As the term autism spectrum implies, the degree to which people are affected by their condition varies significantly. However, everyone on the autistic spectrum shares a difficulty in making sense of the world.

If you are autistic, you are autistic for life. There is no ‘cure’. However, with the right support, people can be helped to live more fulfilling life.

Autism affects approximately one in every 100 people and, as diagnostic skills improve, more people are being identified.

It is estimated that there are about 1,000 people on the autism spectrum in Jersey.

What are the characteristics of autism?

People with autism have difficulties in three main areas to the extent that they limit and impair everyday functioning. These are referred to as the triad of impairments:

Social Communication – people with autism have difficulty understanding and using basic language to communicate.
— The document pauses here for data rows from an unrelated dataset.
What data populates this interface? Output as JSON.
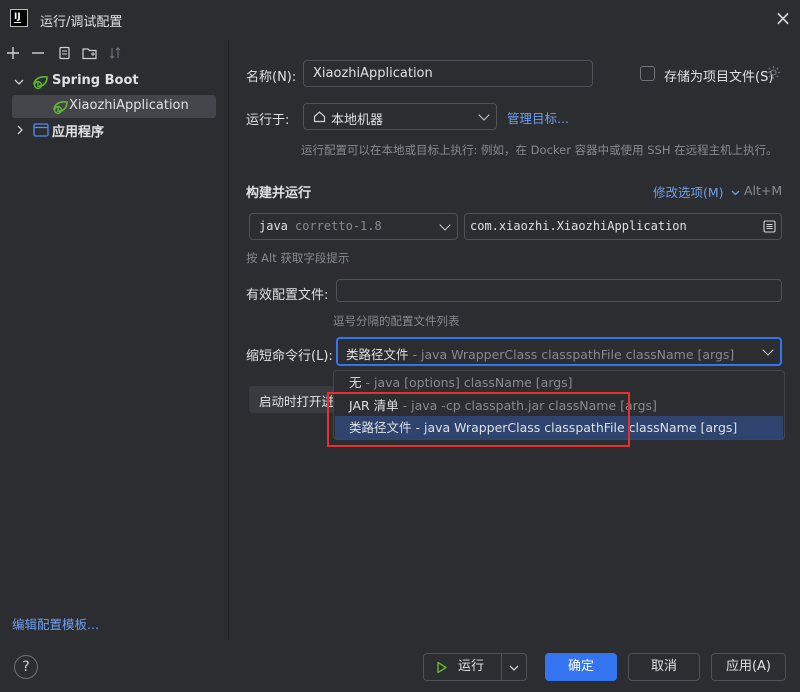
{
  "window": {
    "title": "运行/调试配置",
    "logo": "IJ"
  },
  "toolbar": {
    "icons": [
      "add-icon",
      "remove-icon",
      "copy-icon",
      "new-folder-icon",
      "sort-icon"
    ]
  },
  "tree": {
    "group": "Spring Boot",
    "item": "XiaozhiApplication",
    "group2": "应用程序"
  },
  "edit_templates": "编辑配置模板...",
  "form": {
    "name_label": "名称(N):",
    "name_value": "XiaozhiApplication",
    "store_label": "存储为项目文件(S)",
    "run_on_label": "运行于:",
    "run_on_value": "本地机器",
    "manage_targets": "管理目标...",
    "run_on_hint": "运行配置可以在本地或目标上执行: 例如，在 Docker 容器中或使用 SSH 在远程主机上执行。",
    "build_run_label": "构建并运行",
    "modify_options": "修改选项(M)",
    "modify_shortcut": "Alt+M",
    "jdk_java": "java",
    "jdk_version": "corretto-1.8",
    "main_class": "com.xiaozhi.XiaozhiApplication",
    "field_hint": "按 Alt 获取字段提示",
    "active_profiles_label": "有效配置文件:",
    "active_profiles_value": "",
    "active_profiles_hint": "逗号分隔的配置文件列表",
    "shorten_label": "缩短命令行(L):",
    "shorten_value_main": "类路径文件",
    "shorten_value_sub": " - java WrapperClass classpathFile className [args]",
    "open_browser_partial": "启动时打开迸"
  },
  "dropdown": {
    "items": [
      {
        "main": "无",
        "sub": " - java [options] className [args]"
      },
      {
        "main": "JAR 清单",
        "sub": " - java -cp classpath.jar className [args]"
      },
      {
        "main": "类路径文件",
        "sub": " - java WrapperClass classpathFile className [args]"
      }
    ],
    "selected_index": 2
  },
  "buttons": {
    "help": "?",
    "run": "运行",
    "ok": "确定",
    "cancel": "取消",
    "apply": "应用(A)"
  },
  "colors": {
    "background": "#2b2d30",
    "accent": "#3574f0",
    "link": "#6d9eef",
    "selection": "#2e436e",
    "annotation": "#e5302f",
    "spring": "#5fb832"
  }
}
Language may be absent, delayed or pedantic. People with autism have difficulty interpreting things like facial expressions, tone of voice and sarcasm. They may struggle with abstract concepts. It can help to give them time to process what has been said.

Social Interaction – people who have autism may have some difficulties interacting with others. In particular they may lack intuitive social behaviour and misunderstand social context. They may find it difficult to make friends. They find it difficult to ‘read’ other people and express their own emotions. They may appear to be insensitive or act in a way thought to be socially inappropriate.

Social Imagination – they may have difficulty understanding someone else’s perspective and may have problems generating new ideas and activities. They can have a limited repertoire of interests. Children can fail to develop pretend play.

In addition, people who are on the autism spectrum are likely to demonstrate repetitive behaviour and be resistant to change. Because the world can be an unpredictable and confusing place, they will prefer to have a familiar routine.

Many people with autism will also be over- or under-sensitive to sounds, touch, taste, smells, light, colours, temperatures and pain. For example, they might find background sounds unbearably loud or distracting.

What is Asperger’s Syndrome?

Asperger’s Syndrome is a form of autism used to describe people who are usually at the higher functioning end of the spectrum. The majority of people with Asperger’s Syndrome become independent as adults, many marry and some display exceptional gifts, though retaining the unusual quality of their social interactions.

Due to these subtleties, diagnosis in children can be challenging. However, early intervention can assist with a child’s development through gaining understanding and acceptance from their family, peers and teachers.

As with others on the spectrum, people with Asperger’s Syndrome can sometimes find the world overwhelming, which can make them very anxious. They often wonder why they feel ‘different’.

What causes autism?

I wish I knew how his brain was wired. He is happy, he has no malice, but he’s in his own little world, God love him

The exact cause of autism is not known. Research shows that genetic factors are important. It is also evident that autism may be associated with a variety of conditions affecting brain development, which occur before, during or soon after birth.

Autism appears to affect more men than women.

The earlier that a diagnosis of autism is made, the better the chances are that the individual will receive appropriate help and support. Timely intervention has been shown to improve the quality of life for people on the autism spectrum and their families, and can significantly reduce the amount of support needed later in life.

For more on the latest research, go to the National Autistic Society website www.autism.org.uk.